Task goal
Wherever a line in the data holds the word "VIỆT", pull that line out.
============================================================
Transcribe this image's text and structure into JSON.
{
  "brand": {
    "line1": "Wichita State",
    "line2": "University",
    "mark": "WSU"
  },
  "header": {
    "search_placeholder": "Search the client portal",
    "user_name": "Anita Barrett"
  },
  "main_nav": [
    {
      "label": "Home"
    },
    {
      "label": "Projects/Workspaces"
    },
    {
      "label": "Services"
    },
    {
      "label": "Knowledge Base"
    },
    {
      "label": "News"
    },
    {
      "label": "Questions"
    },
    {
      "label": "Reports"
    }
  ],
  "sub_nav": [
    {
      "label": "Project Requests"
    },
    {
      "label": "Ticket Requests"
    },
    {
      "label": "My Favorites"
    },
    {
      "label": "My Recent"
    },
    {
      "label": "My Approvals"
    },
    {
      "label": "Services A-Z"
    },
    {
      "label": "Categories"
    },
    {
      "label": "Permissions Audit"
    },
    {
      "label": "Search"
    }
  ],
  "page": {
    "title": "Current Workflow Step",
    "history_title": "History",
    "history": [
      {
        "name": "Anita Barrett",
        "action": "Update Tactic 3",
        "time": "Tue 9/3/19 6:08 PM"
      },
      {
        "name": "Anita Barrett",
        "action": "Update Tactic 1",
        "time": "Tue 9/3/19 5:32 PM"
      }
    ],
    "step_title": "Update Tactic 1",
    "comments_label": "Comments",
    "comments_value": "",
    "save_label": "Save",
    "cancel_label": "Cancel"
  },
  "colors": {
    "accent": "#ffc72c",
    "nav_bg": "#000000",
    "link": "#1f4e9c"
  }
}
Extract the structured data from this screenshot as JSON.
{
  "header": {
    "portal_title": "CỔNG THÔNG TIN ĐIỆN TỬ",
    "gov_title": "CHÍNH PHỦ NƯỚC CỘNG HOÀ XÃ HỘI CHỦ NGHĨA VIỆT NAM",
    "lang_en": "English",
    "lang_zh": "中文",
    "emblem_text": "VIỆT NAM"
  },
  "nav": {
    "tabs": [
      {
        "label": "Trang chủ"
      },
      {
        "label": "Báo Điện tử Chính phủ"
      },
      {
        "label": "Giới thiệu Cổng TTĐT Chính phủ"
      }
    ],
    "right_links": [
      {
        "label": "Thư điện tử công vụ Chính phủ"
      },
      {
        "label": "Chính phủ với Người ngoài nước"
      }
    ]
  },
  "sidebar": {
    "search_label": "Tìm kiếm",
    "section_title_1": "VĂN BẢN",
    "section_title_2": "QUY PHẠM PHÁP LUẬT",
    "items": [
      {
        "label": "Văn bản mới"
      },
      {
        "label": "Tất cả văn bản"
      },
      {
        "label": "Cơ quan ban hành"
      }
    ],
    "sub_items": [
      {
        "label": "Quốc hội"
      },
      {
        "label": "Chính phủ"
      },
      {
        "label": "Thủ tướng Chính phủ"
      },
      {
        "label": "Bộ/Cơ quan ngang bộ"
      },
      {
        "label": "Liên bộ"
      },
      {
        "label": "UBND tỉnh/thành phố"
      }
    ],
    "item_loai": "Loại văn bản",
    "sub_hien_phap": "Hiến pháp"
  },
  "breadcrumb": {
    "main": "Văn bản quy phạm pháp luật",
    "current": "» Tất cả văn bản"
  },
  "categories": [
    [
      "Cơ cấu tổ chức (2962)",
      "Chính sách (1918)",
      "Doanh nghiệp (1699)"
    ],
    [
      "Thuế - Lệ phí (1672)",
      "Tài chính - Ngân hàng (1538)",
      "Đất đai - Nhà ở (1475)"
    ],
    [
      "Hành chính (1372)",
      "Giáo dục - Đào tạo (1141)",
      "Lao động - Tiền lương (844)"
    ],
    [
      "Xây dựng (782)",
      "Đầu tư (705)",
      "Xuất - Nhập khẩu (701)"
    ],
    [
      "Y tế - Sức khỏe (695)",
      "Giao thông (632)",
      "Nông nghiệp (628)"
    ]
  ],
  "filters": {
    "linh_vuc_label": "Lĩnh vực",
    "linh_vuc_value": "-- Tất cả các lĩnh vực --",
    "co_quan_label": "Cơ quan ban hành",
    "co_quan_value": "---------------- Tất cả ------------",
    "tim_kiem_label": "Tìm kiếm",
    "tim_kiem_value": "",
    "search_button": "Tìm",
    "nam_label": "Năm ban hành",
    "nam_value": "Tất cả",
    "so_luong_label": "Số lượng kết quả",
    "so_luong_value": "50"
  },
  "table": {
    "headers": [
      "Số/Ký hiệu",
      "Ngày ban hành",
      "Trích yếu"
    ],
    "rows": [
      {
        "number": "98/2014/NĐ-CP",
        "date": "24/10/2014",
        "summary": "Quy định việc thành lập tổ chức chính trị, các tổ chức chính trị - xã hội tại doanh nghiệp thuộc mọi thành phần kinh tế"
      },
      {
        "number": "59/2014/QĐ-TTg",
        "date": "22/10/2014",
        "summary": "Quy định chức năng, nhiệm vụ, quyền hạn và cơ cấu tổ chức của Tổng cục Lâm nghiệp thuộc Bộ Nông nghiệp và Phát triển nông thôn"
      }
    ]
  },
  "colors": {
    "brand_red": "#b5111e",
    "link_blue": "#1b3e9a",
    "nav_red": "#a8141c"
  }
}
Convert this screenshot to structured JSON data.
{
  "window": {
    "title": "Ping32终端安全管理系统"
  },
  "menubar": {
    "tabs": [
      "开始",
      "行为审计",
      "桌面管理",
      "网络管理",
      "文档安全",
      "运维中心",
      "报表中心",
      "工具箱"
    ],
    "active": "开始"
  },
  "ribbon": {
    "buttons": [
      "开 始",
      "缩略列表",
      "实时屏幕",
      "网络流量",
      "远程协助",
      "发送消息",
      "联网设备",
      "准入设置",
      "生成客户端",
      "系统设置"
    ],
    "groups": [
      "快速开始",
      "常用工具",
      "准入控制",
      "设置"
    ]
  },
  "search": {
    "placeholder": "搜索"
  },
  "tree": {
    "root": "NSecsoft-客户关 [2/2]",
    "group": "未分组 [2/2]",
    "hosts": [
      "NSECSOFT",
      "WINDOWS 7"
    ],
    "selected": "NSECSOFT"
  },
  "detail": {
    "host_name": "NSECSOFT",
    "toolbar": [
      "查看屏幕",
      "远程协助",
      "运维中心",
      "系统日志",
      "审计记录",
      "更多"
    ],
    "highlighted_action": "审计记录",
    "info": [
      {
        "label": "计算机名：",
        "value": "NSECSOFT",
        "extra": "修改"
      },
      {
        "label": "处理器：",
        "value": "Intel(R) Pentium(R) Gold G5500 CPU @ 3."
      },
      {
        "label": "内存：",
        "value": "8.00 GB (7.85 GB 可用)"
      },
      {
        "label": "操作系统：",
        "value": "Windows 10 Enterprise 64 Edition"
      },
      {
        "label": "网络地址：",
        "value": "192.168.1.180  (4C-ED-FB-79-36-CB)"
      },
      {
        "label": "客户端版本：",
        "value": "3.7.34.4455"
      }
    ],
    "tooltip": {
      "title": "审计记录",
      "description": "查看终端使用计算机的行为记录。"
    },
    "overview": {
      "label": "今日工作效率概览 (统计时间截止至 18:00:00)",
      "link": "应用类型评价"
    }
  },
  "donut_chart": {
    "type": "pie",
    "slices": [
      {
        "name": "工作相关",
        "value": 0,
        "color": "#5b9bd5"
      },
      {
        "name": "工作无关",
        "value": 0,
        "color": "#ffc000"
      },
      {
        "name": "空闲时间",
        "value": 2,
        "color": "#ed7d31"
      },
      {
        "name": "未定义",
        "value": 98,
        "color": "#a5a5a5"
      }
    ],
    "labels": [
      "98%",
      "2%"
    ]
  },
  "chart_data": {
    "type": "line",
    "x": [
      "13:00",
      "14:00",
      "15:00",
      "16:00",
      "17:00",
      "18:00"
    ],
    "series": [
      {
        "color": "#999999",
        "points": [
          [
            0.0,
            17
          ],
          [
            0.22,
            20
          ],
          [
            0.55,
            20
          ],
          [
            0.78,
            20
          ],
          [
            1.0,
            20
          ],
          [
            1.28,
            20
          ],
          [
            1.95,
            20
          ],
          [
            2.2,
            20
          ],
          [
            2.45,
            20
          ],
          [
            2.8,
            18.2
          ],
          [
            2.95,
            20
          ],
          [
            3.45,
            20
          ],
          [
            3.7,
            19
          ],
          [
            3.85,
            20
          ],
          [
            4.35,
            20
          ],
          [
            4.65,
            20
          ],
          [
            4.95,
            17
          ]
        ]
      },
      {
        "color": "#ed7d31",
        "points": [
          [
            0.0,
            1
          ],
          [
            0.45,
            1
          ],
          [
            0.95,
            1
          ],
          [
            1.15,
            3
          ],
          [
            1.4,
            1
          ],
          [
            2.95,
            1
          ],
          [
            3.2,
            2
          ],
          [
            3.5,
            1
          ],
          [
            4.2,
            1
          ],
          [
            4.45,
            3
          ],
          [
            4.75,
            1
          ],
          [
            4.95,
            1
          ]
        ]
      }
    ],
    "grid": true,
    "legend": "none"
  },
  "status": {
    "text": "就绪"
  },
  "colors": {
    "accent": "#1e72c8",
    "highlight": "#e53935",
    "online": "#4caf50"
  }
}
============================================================
Exercise output
    "gov_title": "CHÍNH PHỦ NƯỚC CỘNG HOÀ XÃ HỘI CHỦ NGHĨA VIỆT NAM",
    "emblem_text": "VIỆT NAM"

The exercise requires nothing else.